Print the complete set of entries exactly.

__________________________________________________

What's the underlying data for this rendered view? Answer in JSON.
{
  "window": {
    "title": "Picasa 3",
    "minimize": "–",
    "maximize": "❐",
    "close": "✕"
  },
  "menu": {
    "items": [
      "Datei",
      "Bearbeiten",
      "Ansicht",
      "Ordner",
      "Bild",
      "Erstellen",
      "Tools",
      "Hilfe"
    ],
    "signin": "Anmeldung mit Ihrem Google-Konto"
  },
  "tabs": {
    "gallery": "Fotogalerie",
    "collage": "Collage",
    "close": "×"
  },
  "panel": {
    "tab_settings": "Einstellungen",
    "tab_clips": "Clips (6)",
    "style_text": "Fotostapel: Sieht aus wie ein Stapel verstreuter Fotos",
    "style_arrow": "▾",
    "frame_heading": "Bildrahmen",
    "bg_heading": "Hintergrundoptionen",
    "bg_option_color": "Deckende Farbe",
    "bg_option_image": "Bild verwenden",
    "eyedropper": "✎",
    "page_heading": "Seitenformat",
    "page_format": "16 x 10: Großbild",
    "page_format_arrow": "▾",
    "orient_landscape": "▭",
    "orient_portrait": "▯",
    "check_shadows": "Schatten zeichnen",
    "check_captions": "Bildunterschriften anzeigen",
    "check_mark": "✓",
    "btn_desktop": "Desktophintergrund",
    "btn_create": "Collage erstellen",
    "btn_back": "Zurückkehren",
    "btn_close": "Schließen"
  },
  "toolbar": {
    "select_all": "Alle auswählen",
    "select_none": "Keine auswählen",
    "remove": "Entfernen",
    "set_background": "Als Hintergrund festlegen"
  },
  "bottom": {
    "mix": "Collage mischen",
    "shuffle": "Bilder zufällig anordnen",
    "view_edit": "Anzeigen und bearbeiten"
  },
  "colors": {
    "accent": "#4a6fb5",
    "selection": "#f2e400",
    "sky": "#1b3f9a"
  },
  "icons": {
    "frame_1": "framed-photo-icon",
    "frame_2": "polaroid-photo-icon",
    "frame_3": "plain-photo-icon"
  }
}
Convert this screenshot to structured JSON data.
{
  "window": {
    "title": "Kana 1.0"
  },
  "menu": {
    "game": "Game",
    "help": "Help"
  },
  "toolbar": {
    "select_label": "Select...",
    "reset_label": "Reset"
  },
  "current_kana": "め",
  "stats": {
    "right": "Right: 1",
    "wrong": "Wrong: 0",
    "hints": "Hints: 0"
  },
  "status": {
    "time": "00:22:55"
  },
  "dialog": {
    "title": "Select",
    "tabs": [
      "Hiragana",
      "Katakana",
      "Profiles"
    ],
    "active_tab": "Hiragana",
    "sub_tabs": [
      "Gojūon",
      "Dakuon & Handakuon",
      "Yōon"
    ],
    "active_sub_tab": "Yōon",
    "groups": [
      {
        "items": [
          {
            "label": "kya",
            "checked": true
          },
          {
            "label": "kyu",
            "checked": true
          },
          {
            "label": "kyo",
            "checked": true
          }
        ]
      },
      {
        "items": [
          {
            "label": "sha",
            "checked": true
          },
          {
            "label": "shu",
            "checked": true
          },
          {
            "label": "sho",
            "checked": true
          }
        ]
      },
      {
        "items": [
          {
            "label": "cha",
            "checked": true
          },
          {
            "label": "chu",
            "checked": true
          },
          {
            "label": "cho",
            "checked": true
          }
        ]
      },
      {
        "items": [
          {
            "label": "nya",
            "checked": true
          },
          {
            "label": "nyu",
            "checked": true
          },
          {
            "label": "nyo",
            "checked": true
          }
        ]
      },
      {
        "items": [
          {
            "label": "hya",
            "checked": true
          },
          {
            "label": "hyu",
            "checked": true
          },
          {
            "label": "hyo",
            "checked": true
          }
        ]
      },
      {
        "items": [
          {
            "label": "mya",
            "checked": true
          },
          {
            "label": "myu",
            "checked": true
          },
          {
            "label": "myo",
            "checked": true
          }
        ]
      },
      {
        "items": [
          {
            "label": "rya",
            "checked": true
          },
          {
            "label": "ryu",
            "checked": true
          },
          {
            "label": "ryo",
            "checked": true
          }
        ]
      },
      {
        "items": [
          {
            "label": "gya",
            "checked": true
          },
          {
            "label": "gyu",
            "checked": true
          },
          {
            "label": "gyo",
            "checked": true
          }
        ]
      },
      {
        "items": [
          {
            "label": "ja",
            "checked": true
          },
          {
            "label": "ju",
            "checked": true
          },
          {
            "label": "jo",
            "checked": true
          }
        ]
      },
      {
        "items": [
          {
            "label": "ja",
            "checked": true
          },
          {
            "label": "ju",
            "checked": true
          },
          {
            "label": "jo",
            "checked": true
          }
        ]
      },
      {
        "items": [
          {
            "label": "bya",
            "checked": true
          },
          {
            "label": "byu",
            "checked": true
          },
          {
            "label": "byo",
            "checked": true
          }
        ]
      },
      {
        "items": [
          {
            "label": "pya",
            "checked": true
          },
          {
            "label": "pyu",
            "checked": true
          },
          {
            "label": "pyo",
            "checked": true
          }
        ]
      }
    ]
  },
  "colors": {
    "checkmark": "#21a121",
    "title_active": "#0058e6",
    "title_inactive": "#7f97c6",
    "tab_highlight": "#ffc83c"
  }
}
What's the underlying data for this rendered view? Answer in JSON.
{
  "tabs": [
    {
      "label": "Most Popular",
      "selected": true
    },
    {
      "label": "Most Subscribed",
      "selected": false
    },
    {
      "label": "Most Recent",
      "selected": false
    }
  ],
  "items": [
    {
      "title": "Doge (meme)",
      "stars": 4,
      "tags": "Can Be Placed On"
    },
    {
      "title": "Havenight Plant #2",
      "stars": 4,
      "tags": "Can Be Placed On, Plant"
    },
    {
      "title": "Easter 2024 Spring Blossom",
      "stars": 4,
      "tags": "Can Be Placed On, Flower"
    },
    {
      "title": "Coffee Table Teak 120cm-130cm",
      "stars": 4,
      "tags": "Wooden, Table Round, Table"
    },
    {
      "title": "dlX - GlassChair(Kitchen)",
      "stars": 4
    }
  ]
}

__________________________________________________

SOLUTION TO THIS PROBLEM:
What's the underlying data for this rendered view? Answer in JSON.
{
  "window": {
    "title": "Picasa 3",
    "minimize": "–",
    "maximize": "❐",
    "close": "✕"
  },
  "menu": {
    "items": [
      "Datei",
      "Bearbeiten",
      "Ansicht",
      "Ordner",
      "Bild",
      "Erstellen",
      "Tools",
      "Hilfe"
    ],
    "signin": "Anmeldung mit Ihrem Google-Konto"
  },
  "tabs": {
    "gallery": "Fotogalerie",
    "collage": "Collage",
    "close": "×"
  },
  "panel": {
    "tab_settings": "Einstellungen",
    "tab_clips": "Clips (6)",
    "style_text": "Fotostapel: Sieht aus wie ein Stapel verstreuter Fotos",
    "style_arrow": "▾",
    "frame_heading": "Bildrahmen",
    "bg_heading": "Hintergrundoptionen",
    "bg_option_color": "Deckende Farbe",
    "bg_option_image": "Bild verwenden",
    "eyedropper": "✎",
    "page_heading": "Seitenformat",
    "page_format": "16 x 10: Großbild",
    "page_format_arrow": "▾",
    "orient_landscape": "▭",
    "orient_portrait": "▯",
    "check_shadows": "Schatten zeichnen",
    "check_captions": "Bildunterschriften anzeigen",
    "check_mark": "✓",
    "btn_desktop": "Desktophintergrund",
    "btn_create": "Collage erstellen",
    "btn_back": "Zurückkehren",
    "btn_close": "Schließen"
  },
  "toolbar": {
    "select_all": "Alle auswählen",
    "select_none": "Keine auswählen",
    "remove": "Entfernen",
    "set_background": "Als Hintergrund festlegen"
  },
  "bottom": {
    "mix": "Collage mischen",
    "shuffle": "Bilder zufällig anordnen",
    "view_edit": "Anzeigen und bearbeiten"
  },
  "colors": {
    "accent": "#4a6fb5",
    "selection": "#f2e400",
    "sky": "#1b3f9a"
  },
  "icons": {
    "frame_1": "framed-photo-icon",
    "frame_2": "polaroid-photo-icon",
    "frame_3": "plain-photo-icon"
  }
}
Convert this screenshot to structured JSON data.
{
  "window": {
    "title": "Kana 1.0"
  },
  "menu": {
    "game": "Game",
    "help": "Help"
  },
  "toolbar": {
    "select_label": "Select...",
    "reset_label": "Reset"
  },
  "current_kana": "め",
  "stats": {
    "right": "Right: 1",
    "wrong": "Wrong: 0",
    "hints": "Hints: 0"
  },
  "status": {
    "time": "00:22:55"
  },
  "dialog": {
    "title": "Select",
    "tabs": [
      "Hiragana",
      "Katakana",
      "Profiles"
    ],
    "active_tab": "Hiragana",
    "sub_tabs": [
      "Gojūon",
      "Dakuon & Handakuon",
      "Yōon"
    ],
    "active_sub_tab": "Yōon",
    "groups": [
      {
        "items": [
          {
            "label": "kya",
            "checked": true
          },
          {
            "label": "kyu",
            "checked": true
          },
          {
            "label": "kyo",
            "checked": true
          }
        ]
      },
      {
        "items": [
          {
            "label": "sha",
            "checked": true
          },
          {
            "label": "shu",
            "checked": true
          },
          {
            "label": "sho",
            "checked": true
          }
        ]
      },
      {
        "items": [
          {
            "label": "cha",
            "checked": true
          },
          {
            "label": "chu",
            "checked": true
          },
          {
            "label": "cho",
            "checked": true
          }
        ]
      },
      {
        "items": [
          {
            "label": "nya",
            "checked": true
          },
          {
            "label": "nyu",
            "checked": true
          },
          {
            "label": "nyo",
            "checked": true
          }
        ]
      },
      {
        "items": [
          {
            "label": "hya",
            "checked": true
          },
          {
            "label": "hyu",
            "checked": true
          },
          {
            "label": "hyo",
            "checked": true
          }
        ]
      },
      {
        "items": [
          {
            "label": "mya",
            "checked": true
          },
          {
            "label": "myu",
            "checked": true
          },
          {
            "label": "myo",
            "checked": true
          }
        ]
      },
      {
        "items": [
          {
            "label": "rya",
            "checked": true
          },
          {
            "label": "ryu",
            "checked": true
          },
          {
            "label": "ryo",
            "checked": true
          }
        ]
      },
      {
        "items": [
          {
            "label": "gya",
            "checked": true
          },
          {
            "label": "gyu",
            "checked": true
          },
          {
            "label": "gyo",
            "checked": true
          }
        ]
      },
      {
        "items": [
          {
            "label": "ja",
            "checked": true
          },
          {
            "label": "ju",
            "checked": true
          },
          {
            "label": "jo",
            "checked": true
          }
        ]
      },
      {
        "items": [
          {
            "label": "ja",
            "checked": true
          },
          {
            "label": "ju",
            "checked": true
          },
          {
            "label": "jo",
            "checked": true
          }
        ]
      },
      {
        "items": [
          {
            "label": "bya",
            "checked": true
          },
          {
            "label": "byu",
            "checked": true
          },
          {
            "label": "byo",
            "checked": true
          }
        ]
      },
      {
        "items": [
          {
            "label": "pya",
            "checked": true
          },
          {
            "label": "pyu",
            "checked": true
          },
          {
            "label": "pyo",
            "checked": true
          }
        ]
      }
    ]
  },
  "colors": {
    "checkmark": "#21a121",
    "title_active": "#0058e6",
    "title_inactive": "#7f97c6",
    "tab_highlight": "#ffc83c"
  }
}
What's the underlying data for this rendered view? Answer in JSON.
{
  "tabs": [
    {
      "label": "Most Popular",
      "selected": true
    },
    {
      "label": "Most Subscribed",
      "selected": false
    },
    {
      "label": "Most Recent",
      "selected": false
    }
  ],
  "items": [
    {
      "title": "Doge (meme)",
      "stars": 4,
      "tags": "Can Be Placed On"
    },
    {
      "title": "Havenight Plant #2",
      "stars": 4,
      "tags": "Can Be Placed On, Plant"
    },
    {
      "title": "Easter 2024 Spring Blossom",
      "stars": 4,
      "tags": "Can Be Placed On, Flower"
    },
    {
      "title": "Coffee Table Teak 120cm-130cm",
      "stars": 4,
      "tags": "Wooden, Table Round, Table"
    },
    {
      "title": "dlX - GlassChair(Kitchen)",
      "stars": 4
    }
  ]
}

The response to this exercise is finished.